Task goal: Once you have read the records below, write them all out exactly as given.

Data records:
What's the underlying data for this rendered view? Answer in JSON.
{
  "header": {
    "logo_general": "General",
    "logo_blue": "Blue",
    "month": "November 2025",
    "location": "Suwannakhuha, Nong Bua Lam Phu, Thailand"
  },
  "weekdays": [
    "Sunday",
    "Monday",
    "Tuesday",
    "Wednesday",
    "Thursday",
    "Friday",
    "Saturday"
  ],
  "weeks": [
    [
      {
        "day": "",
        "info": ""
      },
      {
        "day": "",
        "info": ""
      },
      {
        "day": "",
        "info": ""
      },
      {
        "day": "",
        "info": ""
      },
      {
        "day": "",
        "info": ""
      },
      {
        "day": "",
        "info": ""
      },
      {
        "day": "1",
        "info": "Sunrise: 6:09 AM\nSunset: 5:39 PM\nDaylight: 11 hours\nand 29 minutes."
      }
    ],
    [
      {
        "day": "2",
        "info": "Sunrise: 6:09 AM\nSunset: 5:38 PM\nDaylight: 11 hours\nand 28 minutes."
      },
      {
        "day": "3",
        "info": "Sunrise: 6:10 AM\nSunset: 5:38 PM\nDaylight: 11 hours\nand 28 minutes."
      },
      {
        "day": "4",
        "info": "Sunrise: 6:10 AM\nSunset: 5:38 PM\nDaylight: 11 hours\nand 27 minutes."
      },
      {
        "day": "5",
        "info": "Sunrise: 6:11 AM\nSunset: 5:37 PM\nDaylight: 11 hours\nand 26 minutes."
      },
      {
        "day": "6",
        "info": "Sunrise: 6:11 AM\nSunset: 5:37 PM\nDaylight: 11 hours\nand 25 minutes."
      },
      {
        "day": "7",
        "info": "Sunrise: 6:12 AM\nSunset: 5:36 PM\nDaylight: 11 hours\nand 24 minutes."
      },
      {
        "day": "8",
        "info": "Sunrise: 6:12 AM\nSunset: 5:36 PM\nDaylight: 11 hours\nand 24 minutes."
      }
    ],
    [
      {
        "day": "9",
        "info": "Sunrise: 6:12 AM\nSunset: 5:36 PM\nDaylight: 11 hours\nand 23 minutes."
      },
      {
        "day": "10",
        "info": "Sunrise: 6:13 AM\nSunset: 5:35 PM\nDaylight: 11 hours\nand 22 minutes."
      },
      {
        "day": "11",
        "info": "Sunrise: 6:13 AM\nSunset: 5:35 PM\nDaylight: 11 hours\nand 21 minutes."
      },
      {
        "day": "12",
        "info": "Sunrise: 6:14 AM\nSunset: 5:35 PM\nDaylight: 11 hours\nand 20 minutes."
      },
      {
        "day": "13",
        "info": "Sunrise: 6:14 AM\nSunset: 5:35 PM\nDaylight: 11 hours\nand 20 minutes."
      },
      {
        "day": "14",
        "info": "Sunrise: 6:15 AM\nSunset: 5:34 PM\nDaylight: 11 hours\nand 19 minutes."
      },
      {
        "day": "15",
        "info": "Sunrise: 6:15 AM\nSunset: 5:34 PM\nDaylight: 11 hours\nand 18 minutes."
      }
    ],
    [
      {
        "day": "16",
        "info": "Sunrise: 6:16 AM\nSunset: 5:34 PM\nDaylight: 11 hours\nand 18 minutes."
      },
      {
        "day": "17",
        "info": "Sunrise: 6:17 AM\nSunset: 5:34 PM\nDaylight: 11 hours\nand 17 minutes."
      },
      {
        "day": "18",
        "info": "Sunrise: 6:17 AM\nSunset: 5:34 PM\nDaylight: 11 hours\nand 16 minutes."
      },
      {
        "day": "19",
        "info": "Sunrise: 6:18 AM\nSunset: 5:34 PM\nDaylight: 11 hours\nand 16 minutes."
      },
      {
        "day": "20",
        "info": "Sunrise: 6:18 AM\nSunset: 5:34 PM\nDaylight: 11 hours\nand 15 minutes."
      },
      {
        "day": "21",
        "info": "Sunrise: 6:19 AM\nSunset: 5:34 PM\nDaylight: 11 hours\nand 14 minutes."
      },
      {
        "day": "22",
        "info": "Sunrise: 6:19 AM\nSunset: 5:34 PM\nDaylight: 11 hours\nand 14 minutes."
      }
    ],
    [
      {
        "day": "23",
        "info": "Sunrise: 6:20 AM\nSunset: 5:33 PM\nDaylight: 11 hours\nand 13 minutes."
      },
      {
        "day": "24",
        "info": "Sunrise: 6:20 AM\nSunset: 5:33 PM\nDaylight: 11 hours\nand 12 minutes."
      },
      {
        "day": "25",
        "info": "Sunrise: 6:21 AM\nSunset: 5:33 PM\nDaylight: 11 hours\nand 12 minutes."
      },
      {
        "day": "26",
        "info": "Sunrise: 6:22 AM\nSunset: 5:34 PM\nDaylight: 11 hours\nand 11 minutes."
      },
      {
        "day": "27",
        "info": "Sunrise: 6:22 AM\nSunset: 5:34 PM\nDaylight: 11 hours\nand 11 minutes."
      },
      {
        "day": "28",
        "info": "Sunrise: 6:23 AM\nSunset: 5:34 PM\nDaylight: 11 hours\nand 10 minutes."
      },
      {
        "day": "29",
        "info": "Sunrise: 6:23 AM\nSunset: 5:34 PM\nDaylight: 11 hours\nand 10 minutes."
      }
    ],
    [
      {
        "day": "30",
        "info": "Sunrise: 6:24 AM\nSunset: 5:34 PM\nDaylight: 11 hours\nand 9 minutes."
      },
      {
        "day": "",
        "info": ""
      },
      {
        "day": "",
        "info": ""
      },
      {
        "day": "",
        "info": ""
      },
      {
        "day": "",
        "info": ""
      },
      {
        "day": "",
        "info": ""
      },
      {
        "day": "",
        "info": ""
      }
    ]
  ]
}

Solution to this exercise:
What's the underlying data for this rendered view? Answer in JSON.
{
  "header": {
    "logo_general": "General",
    "logo_blue": "Blue",
    "month": "November 2025",
    "location": "Suwannakhuha, Nong Bua Lam Phu, Thailand"
  },
  "weekdays": [
    "Sunday",
    "Monday",
    "Tuesday",
    "Wednesday",
    "Thursday",
    "Friday",
    "Saturday"
  ],
  "weeks": [
    [
      {
        "day": "",
        "info": ""
      },
      {
        "day": "",
        "info": ""
      },
      {
        "day": "",
        "info": ""
      },
      {
        "day": "",
        "info": ""
      },
      {
        "day": "",
        "info": ""
      },
      {
        "day": "",
        "info": ""
      },
      {
        "day": "1",
        "info": "Sunrise: 6:09 AM\nSunset: 5:39 PM\nDaylight: 11 hours\nand 29 minutes."
      }
    ],
    [
      {
        "day": "2",
        "info": "Sunrise: 6:09 AM\nSunset: 5:38 PM\nDaylight: 11 hours\nand 28 minutes."
      },
      {
        "day": "3",
        "info": "Sunrise: 6:10 AM\nSunset: 5:38 PM\nDaylight: 11 hours\nand 28 minutes."
      },
      {
        "day": "4",
        "info": "Sunrise: 6:10 AM\nSunset: 5:38 PM\nDaylight: 11 hours\nand 27 minutes."
      },
      {
        "day": "5",
        "info": "Sunrise: 6:11 AM\nSunset: 5:37 PM\nDaylight: 11 hours\nand 26 minutes."
      },
      {
        "day": "6",
        "info": "Sunrise: 6:11 AM\nSunset: 5:37 PM\nDaylight: 11 hours\nand 25 minutes."
      },
      {
        "day": "7",
        "info": "Sunrise: 6:12 AM\nSunset: 5:36 PM\nDaylight: 11 hours\nand 24 minutes."
      },
      {
        "day": "8",
        "info": "Sunrise: 6:12 AM\nSunset: 5:36 PM\nDaylight: 11 hours\nand 24 minutes."
      }
    ],
    [
      {
        "day": "9",
        "info": "Sunrise: 6:12 AM\nSunset: 5:36 PM\nDaylight: 11 hours\nand 23 minutes."
      },
      {
        "day": "10",
        "info": "Sunrise: 6:13 AM\nSunset: 5:35 PM\nDaylight: 11 hours\nand 22 minutes."
      },
      {
        "day": "11",
        "info": "Sunrise: 6:13 AM\nSunset: 5:35 PM\nDaylight: 11 hours\nand 21 minutes."
      },
      {
        "day": "12",
        "info": "Sunrise: 6:14 AM\nSunset: 5:35 PM\nDaylight: 11 hours\nand 20 minutes."
      },
      {
        "day": "13",
        "info": "Sunrise: 6:14 AM\nSunset: 5:35 PM\nDaylight: 11 hours\nand 20 minutes."
      },
      {
        "day": "14",
        "info": "Sunrise: 6:15 AM\nSunset: 5:34 PM\nDaylight: 11 hours\nand 19 minutes."
      },
      {
        "day": "15",
        "info": "Sunrise: 6:15 AM\nSunset: 5:34 PM\nDaylight: 11 hours\nand 18 minutes."
      }
    ],
    [
      {
        "day": "16",
        "info": "Sunrise: 6:16 AM\nSunset: 5:34 PM\nDaylight: 11 hours\nand 18 minutes."
      },
      {
        "day": "17",
        "info": "Sunrise: 6:17 AM\nSunset: 5:34 PM\nDaylight: 11 hours\nand 17 minutes."
      },
      {
        "day": "18",
        "info": "Sunrise: 6:17 AM\nSunset: 5:34 PM\nDaylight: 11 hours\nand 16 minutes."
      },
      {
        "day": "19",
        "info": "Sunrise: 6:18 AM\nSunset: 5:34 PM\nDaylight: 11 hours\nand 16 minutes."
      },
      {
        "day": "20",
        "info": "Sunrise: 6:18 AM\nSunset: 5:34 PM\nDaylight: 11 hours\nand 15 minutes."
      },
      {
        "day": "21",
        "info": "Sunrise: 6:19 AM\nSunset: 5:34 PM\nDaylight: 11 hours\nand 14 minutes."
      },
      {
        "day": "22",
        "info": "Sunrise: 6:19 AM\nSunset: 5:34 PM\nDaylight: 11 hours\nand 14 minutes."
      }
    ],
    [
      {
        "day": "23",
        "info": "Sunrise: 6:20 AM\nSunset: 5:33 PM\nDaylight: 11 hours\nand 13 minutes."
      },
      {
        "day": "24",
        "info": "Sunrise: 6:20 AM\nSunset: 5:33 PM\nDaylight: 11 hours\nand 12 minutes."
      },
      {
        "day": "25",
        "info": "Sunrise: 6:21 AM\nSunset: 5:33 PM\nDaylight: 11 hours\nand 12 minutes."
      },
      {
        "day": "26",
        "info": "Sunrise: 6:22 AM\nSunset: 5:34 PM\nDaylight: 11 hours\nand 11 minutes."
      },
      {
        "day": "27",
        "info": "Sunrise: 6:22 AM\nSunset: 5:34 PM\nDaylight: 11 hours\nand 11 minutes."
      },
      {
        "day": "28",
        "info": "Sunrise: 6:23 AM\nSunset: 5:34 PM\nDaylight: 11 hours\nand 10 minutes."
      },
      {
        "day": "29",
        "info": "Sunrise: 6:23 AM\nSunset: 5:34 PM\nDaylight: 11 hours\nand 10 minutes."
      }
    ],
    [
      {
        "day": "30",
        "info": "Sunrise: 6:24 AM\nSunset: 5:34 PM\nDaylight: 11 hours\nand 9 minutes."
      },
      {
        "day": "",
        "info": ""
      },
      {
        "day": "",
        "info": ""
      },
      {
        "day": "",
        "info": ""
      },
      {
        "day": "",
        "info": ""
      },
      {
        "day": "",
        "info": ""
      },
      {
        "day": "",
        "info": ""
      }
    ]
  ]
}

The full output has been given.